Segment Open

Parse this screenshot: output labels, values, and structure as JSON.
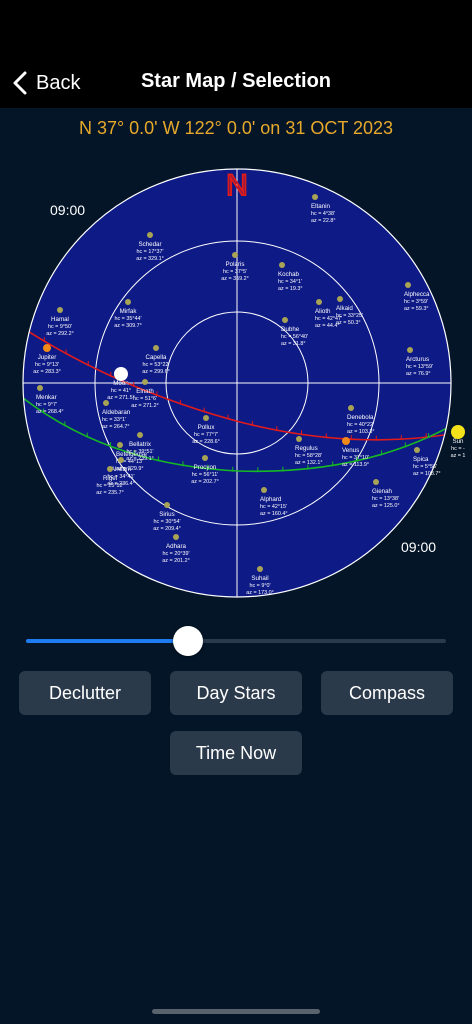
{
  "nav": {
    "back_label": "Back",
    "title": "Star Map / Selection"
  },
  "location_line": "N 37° 0.0' W 122° 0.0' on 31 OCT 2023",
  "time_marks": {
    "left": "09:00",
    "right": "09:00"
  },
  "compass_label": "N",
  "colors": {
    "sky": "#0E1A86",
    "grid": "#FFFFFF",
    "ecliptic": "#E01B1B",
    "equator": "#16B823",
    "accent": "#E7A92B",
    "star": "#A8A355"
  },
  "bodies": [
    {
      "name": "Jupiter",
      "hc": "hc = 9°13'",
      "az": "az = 283.3°"
    },
    {
      "name": "Moon",
      "hc": "hc = 41°",
      "az": "az = 271.5°"
    },
    {
      "name": "Venus",
      "hc": "hc = 37°10'",
      "az": "az = 113.9°"
    },
    {
      "name": "Sun",
      "hc": "hc = -",
      "az": "az = 1"
    }
  ],
  "stars": [
    {
      "name": "Eltanin",
      "hc": "hc = 4°38'",
      "az": "az = 22.8°"
    },
    {
      "name": "Schedar",
      "hc": "hc = 17°37'",
      "az": "az = 329.1°"
    },
    {
      "name": "Polaris",
      "hc": "hc = 37°5'",
      "az": "az = 359.2°"
    },
    {
      "name": "Kochab",
      "hc": "hc = 34°1'",
      "az": "az = 19.3°"
    },
    {
      "name": "Hamal",
      "hc": "hc = 9°50'",
      "az": "az = 292.2°"
    },
    {
      "name": "Mirfak",
      "hc": "hc = 35°44'",
      "az": "az = 309.7°"
    },
    {
      "name": "Alioth",
      "hc": "hc = 42°47'",
      "az": "az = 44.4°"
    },
    {
      "name": "Alkaid",
      "hc": "hc = 33°25'",
      "az": "az = 50.3°"
    },
    {
      "name": "Alphecca",
      "hc": "hc = 3°59'",
      "az": "az = 59.3°"
    },
    {
      "name": "Dubhe",
      "hc": "hc = 56°40'",
      "az": "az = 31.8°"
    },
    {
      "name": "Capella",
      "hc": "hc = 53°22'",
      "az": "az = 299.6°"
    },
    {
      "name": "Arcturus",
      "hc": "hc = 13°59'",
      "az": "az = 76.9°"
    },
    {
      "name": "Menkar",
      "hc": "hc = 9°7'",
      "az": "az = 268.4°"
    },
    {
      "name": "Aldebaran",
      "hc": "hc = 33°1'",
      "az": "az = 264.7°"
    },
    {
      "name": "Elnath",
      "hc": "hc = 51°6'",
      "az": "az = 271.2°"
    },
    {
      "name": "Pollux",
      "hc": "hc = 77°7'",
      "az": "az = 228.6°"
    },
    {
      "name": "Denebola",
      "hc": "hc = 40°22'",
      "az": "az = 103.3°"
    },
    {
      "name": "Regulus",
      "hc": "hc = 58°28'",
      "az": "az = 132.1°"
    },
    {
      "name": "Bellatrix",
      "hc": "hc = 39°51'",
      "az": "az = 239.1°"
    },
    {
      "name": "Betelgeuse",
      "hc": "hc = 44°13'",
      "az": "az = 229.9°"
    },
    {
      "name": "Alnilam",
      "hc": "hc = 34°41'",
      "az": "az = 236.4°"
    },
    {
      "name": "Rigel",
      "hc": "hc = 25°52'",
      "az": "az = 235.7°"
    },
    {
      "name": "Procyon",
      "hc": "hc = 56°11'",
      "az": "az = 202.7°"
    },
    {
      "name": "Spica",
      "hc": "hc = 5°56'",
      "az": "az = 108.7°"
    },
    {
      "name": "Gienah",
      "hc": "hc = 13°38'",
      "az": "az = 125.0°"
    },
    {
      "name": "Alphard",
      "hc": "hc = 42°15'",
      "az": "az = 160.4°"
    },
    {
      "name": "Sirius",
      "hc": "hc = 30°54'",
      "az": "az = 209.4°"
    },
    {
      "name": "Adhara",
      "hc": "hc = 20°39'",
      "az": "az = 201.2°"
    },
    {
      "name": "Suhail",
      "hc": "hc = 9°0'",
      "az": "az = 173.0°"
    }
  ],
  "slider": {
    "value_fraction": 0.385
  },
  "buttons": {
    "declutter": "Declutter",
    "day_stars": "Day Stars",
    "compass": "Compass",
    "time_now": "Time Now"
  }
}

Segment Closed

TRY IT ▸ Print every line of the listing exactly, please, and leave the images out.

TASK OUTPUT ▸
Parse this screenshot: output labels, values, and structure as JSON.
{
  "nav": {
    "back_label": "Back",
    "title": "Star Map / Selection"
  },
  "location_line": "N 37° 0.0' W 122° 0.0' on 31 OCT 2023",
  "time_marks": {
    "left": "09:00",
    "right": "09:00"
  },
  "compass_label": "N",
  "colors": {
    "sky": "#0E1A86",
    "grid": "#FFFFFF",
    "ecliptic": "#E01B1B",
    "equator": "#16B823",
    "accent": "#E7A92B",
    "star": "#A8A355"
  },
  "bodies": [
    {
      "name": "Jupiter",
      "hc": "hc = 9°13'",
      "az": "az = 283.3°"
    },
    {
      "name": "Moon",
      "hc": "hc = 41°",
      "az": "az = 271.5°"
    },
    {
      "name": "Venus",
      "hc": "hc = 37°10'",
      "az": "az = 113.9°"
    },
    {
      "name": "Sun",
      "hc": "hc = -",
      "az": "az = 1"
    }
  ],
  "stars": [
    {
      "name": "Eltanin",
      "hc": "hc = 4°38'",
      "az": "az = 22.8°"
    },
    {
      "name": "Schedar",
      "hc": "hc = 17°37'",
      "az": "az = 329.1°"
    },
    {
      "name": "Polaris",
      "hc": "hc = 37°5'",
      "az": "az = 359.2°"
    },
    {
      "name": "Kochab",
      "hc": "hc = 34°1'",
      "az": "az = 19.3°"
    },
    {
      "name": "Hamal",
      "hc": "hc = 9°50'",
      "az": "az = 292.2°"
    },
    {
      "name": "Mirfak",
      "hc": "hc = 35°44'",
      "az": "az = 309.7°"
    },
    {
      "name": "Alioth",
      "hc": "hc = 42°47'",
      "az": "az = 44.4°"
    },
    {
      "name": "Alkaid",
      "hc": "hc = 33°25'",
      "az": "az = 50.3°"
    },
    {
      "name": "Alphecca",
      "hc": "hc = 3°59'",
      "az": "az = 59.3°"
    },
    {
      "name": "Dubhe",
      "hc": "hc = 56°40'",
      "az": "az = 31.8°"
    },
    {
      "name": "Capella",
      "hc": "hc = 53°22'",
      "az": "az = 299.6°"
    },
    {
      "name": "Arcturus",
      "hc": "hc = 13°59'",
      "az": "az = 76.9°"
    },
    {
      "name": "Menkar",
      "hc": "hc = 9°7'",
      "az": "az = 268.4°"
    },
    {
      "name": "Aldebaran",
      "hc": "hc = 33°1'",
      "az": "az = 264.7°"
    },
    {
      "name": "Elnath",
      "hc": "hc = 51°6'",
      "az": "az = 271.2°"
    },
    {
      "name": "Pollux",
      "hc": "hc = 77°7'",
      "az": "az = 228.6°"
    },
    {
      "name": "Denebola",
      "hc": "hc = 40°22'",
      "az": "az = 103.3°"
    },
    {
      "name": "Regulus",
      "hc": "hc = 58°28'",
      "az": "az = 132.1°"
    },
    {
      "name": "Bellatrix",
      "hc": "hc = 39°51'",
      "az": "az = 239.1°"
    },
    {
      "name": "Betelgeuse",
      "hc": "hc = 44°13'",
      "az": "az = 229.9°"
    },
    {
      "name": "Alnilam",
      "hc": "hc = 34°41'",
      "az": "az = 236.4°"
    },
    {
      "name": "Rigel",
      "hc": "hc = 25°52'",
      "az": "az = 235.7°"
    },
    {
      "name": "Procyon",
      "hc": "hc = 56°11'",
      "az": "az = 202.7°"
    },
    {
      "name": "Spica",
      "hc": "hc = 5°56'",
      "az": "az = 108.7°"
    },
    {
      "name": "Gienah",
      "hc": "hc = 13°38'",
      "az": "az = 125.0°"
    },
    {
      "name": "Alphard",
      "hc": "hc = 42°15'",
      "az": "az = 160.4°"
    },
    {
      "name": "Sirius",
      "hc": "hc = 30°54'",
      "az": "az = 209.4°"
    },
    {
      "name": "Adhara",
      "hc": "hc = 20°39'",
      "az": "az = 201.2°"
    },
    {
      "name": "Suhail",
      "hc": "hc = 9°0'",
      "az": "az = 173.0°"
    }
  ],
  "slider": {
    "value_fraction": 0.385
  },
  "buttons": {
    "declutter": "Declutter",
    "day_stars": "Day Stars",
    "compass": "Compass",
    "time_now": "Time Now"
  }
}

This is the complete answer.